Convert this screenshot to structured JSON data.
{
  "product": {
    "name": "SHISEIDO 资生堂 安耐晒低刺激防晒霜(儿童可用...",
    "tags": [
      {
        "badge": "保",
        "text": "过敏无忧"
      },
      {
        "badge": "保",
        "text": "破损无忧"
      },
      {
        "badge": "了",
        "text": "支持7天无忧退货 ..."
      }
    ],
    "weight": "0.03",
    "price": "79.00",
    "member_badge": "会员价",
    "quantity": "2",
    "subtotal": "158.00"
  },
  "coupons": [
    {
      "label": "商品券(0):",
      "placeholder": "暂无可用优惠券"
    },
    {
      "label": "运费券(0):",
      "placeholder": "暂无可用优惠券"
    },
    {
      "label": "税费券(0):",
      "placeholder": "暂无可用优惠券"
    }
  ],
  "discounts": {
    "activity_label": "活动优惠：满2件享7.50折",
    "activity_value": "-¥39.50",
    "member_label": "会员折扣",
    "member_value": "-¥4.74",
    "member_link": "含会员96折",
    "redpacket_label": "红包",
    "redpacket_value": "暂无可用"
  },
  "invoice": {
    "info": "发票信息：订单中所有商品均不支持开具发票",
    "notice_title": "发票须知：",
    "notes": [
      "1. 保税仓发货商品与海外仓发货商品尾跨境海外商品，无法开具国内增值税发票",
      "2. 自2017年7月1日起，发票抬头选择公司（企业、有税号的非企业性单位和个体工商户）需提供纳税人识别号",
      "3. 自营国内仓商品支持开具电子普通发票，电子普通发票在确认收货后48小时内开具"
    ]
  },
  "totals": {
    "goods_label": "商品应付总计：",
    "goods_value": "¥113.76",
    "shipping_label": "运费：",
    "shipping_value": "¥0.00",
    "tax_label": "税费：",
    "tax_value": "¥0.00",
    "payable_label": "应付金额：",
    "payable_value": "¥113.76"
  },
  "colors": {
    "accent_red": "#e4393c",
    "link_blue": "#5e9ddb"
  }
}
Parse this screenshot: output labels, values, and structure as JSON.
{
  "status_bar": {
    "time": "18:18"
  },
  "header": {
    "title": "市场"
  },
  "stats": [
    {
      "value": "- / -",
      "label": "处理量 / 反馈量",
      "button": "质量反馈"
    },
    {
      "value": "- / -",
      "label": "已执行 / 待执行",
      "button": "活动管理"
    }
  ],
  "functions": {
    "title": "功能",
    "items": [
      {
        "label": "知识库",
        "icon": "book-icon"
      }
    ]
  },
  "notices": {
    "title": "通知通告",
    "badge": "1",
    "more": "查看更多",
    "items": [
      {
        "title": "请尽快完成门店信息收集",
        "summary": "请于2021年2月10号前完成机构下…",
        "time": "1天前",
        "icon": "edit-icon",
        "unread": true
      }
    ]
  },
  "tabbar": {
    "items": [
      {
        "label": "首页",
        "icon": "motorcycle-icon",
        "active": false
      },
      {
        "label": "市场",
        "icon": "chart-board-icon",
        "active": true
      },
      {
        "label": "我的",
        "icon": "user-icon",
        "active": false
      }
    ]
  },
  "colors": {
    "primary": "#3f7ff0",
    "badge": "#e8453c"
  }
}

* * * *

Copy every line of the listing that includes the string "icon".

        "icon": "book-icon"
        "icon": "edit-icon",
        "icon": "motorcycle-icon",
        "icon": "chart-board-icon",
        "icon": "user-icon",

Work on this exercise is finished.